## DATASET EXCERPTS
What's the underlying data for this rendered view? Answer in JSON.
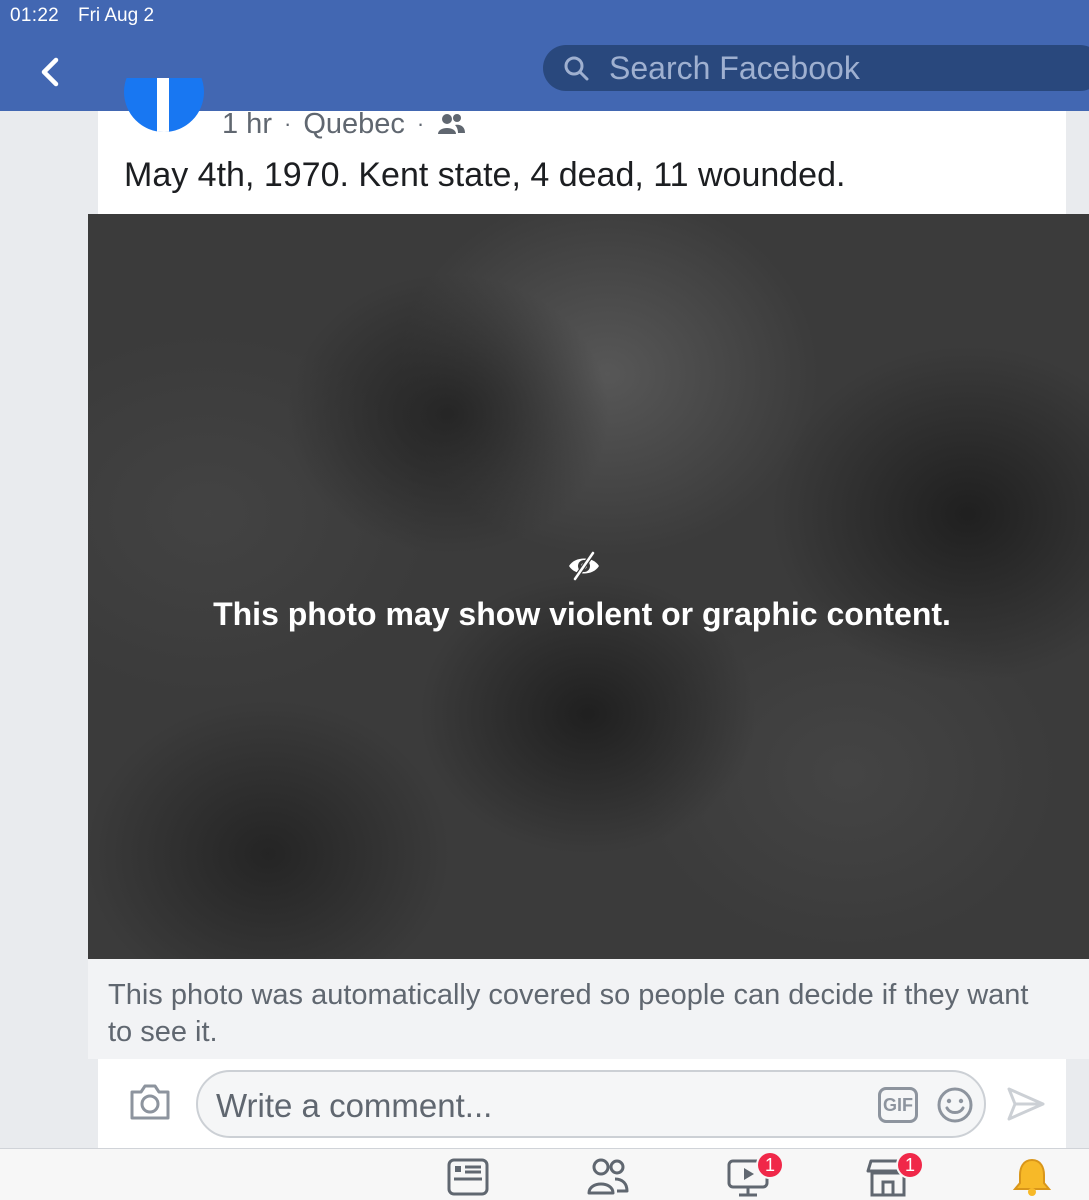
{
  "status_bar": {
    "time": "01:22",
    "date": "Fri Aug 2"
  },
  "header": {
    "back_icon": "chevron-left-icon",
    "search_placeholder": "Search Facebook",
    "search_icon": "search-icon",
    "bar_color": "#4267b2"
  },
  "post": {
    "time": "1 hr",
    "location": "Quebec",
    "separator": "·",
    "audience_icon": "friends-icon",
    "text": "May 4th, 1970. Kent state, 4 dead, 11 wounded.",
    "photo": {
      "icon": "eye-slash-icon",
      "warning": "This photo may show violent or graphic content."
    },
    "caption": "This photo was automatically covered so people can decide if they want to see it."
  },
  "comment_bar": {
    "placeholder": "Write a comment...",
    "gif_label": "GIF",
    "icons": [
      "camera-icon",
      "gif-icon",
      "emoji-icon",
      "send-icon"
    ]
  },
  "tab_bar": {
    "tabs": [
      {
        "icon": "news-feed-icon"
      },
      {
        "icon": "friends-icon"
      },
      {
        "icon": "watch-icon",
        "badge": "1"
      },
      {
        "icon": "marketplace-icon",
        "badge": "1"
      },
      {
        "icon": "notifications-icon"
      }
    ],
    "badge_color": "#f02849"
  }
}
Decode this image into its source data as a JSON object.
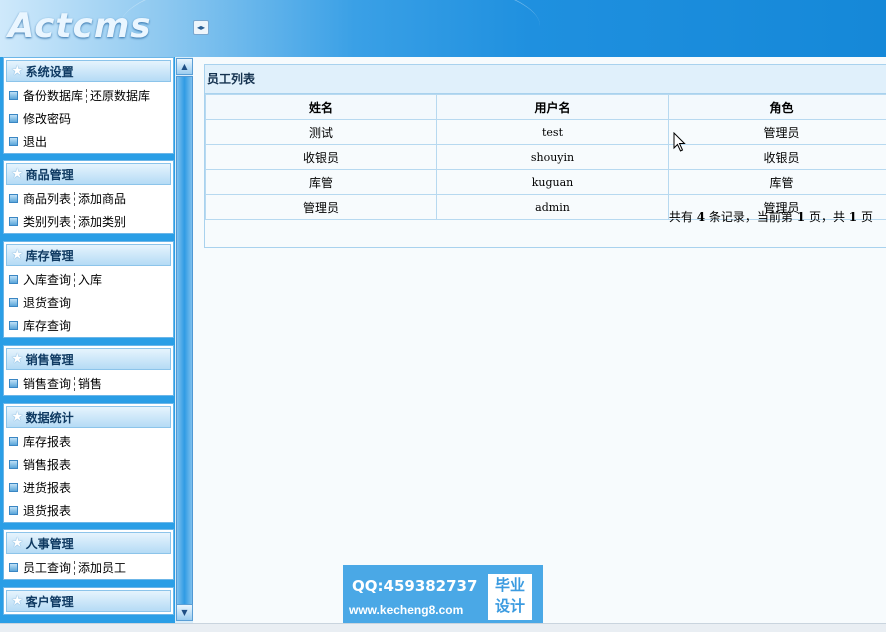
{
  "header": {
    "logo": "Actcms"
  },
  "sidebar": {
    "groups": [
      {
        "title": "系统设置",
        "rows": [
          {
            "items": [
              "备份数据库",
              "还原数据库"
            ]
          },
          {
            "items": [
              "修改密码"
            ]
          },
          {
            "items": [
              "退出"
            ]
          }
        ]
      },
      {
        "title": "商品管理",
        "rows": [
          {
            "items": [
              "商品列表",
              "添加商品"
            ]
          },
          {
            "items": [
              "类别列表",
              "添加类别"
            ]
          }
        ]
      },
      {
        "title": "库存管理",
        "rows": [
          {
            "items": [
              "入库查询",
              "入库"
            ]
          },
          {
            "items": [
              "退货查询"
            ]
          },
          {
            "items": [
              "库存查询"
            ]
          }
        ]
      },
      {
        "title": "销售管理",
        "rows": [
          {
            "items": [
              "销售查询",
              "销售"
            ]
          }
        ]
      },
      {
        "title": "数据统计",
        "rows": [
          {
            "items": [
              "库存报表"
            ]
          },
          {
            "items": [
              "销售报表"
            ]
          },
          {
            "items": [
              "进货报表"
            ]
          },
          {
            "items": [
              "退货报表"
            ]
          }
        ]
      },
      {
        "title": "人事管理",
        "rows": [
          {
            "items": [
              "员工查询",
              "添加员工"
            ]
          }
        ]
      },
      {
        "title": "客户管理",
        "rows": []
      }
    ]
  },
  "main": {
    "title": "员工列表",
    "columns": [
      "姓名",
      "用户名",
      "角色"
    ],
    "rows": [
      [
        "测试",
        "test",
        "管理员"
      ],
      [
        "收银员",
        "shouyin",
        "收银员"
      ],
      [
        "库管",
        "kuguan",
        "库管"
      ],
      [
        "管理员",
        "admin",
        "管理员"
      ]
    ],
    "pager": {
      "prefix": "共有",
      "total": "4",
      "mid1": "条记录，当前第",
      "page": "1",
      "mid2": "页，共",
      "pages": "1",
      "suffix": "页"
    }
  },
  "watermark": {
    "qq": "QQ:459382737",
    "url": "www.kecheng8.com",
    "badge_line1": "毕业",
    "badge_line2": "设计"
  }
}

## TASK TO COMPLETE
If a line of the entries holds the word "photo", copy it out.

## THE ANSWER
    "photo": {
      "warning": "This photo may show violent or graphic content."
    "caption": "This photo was automatically covered so people can decide if they want to see it."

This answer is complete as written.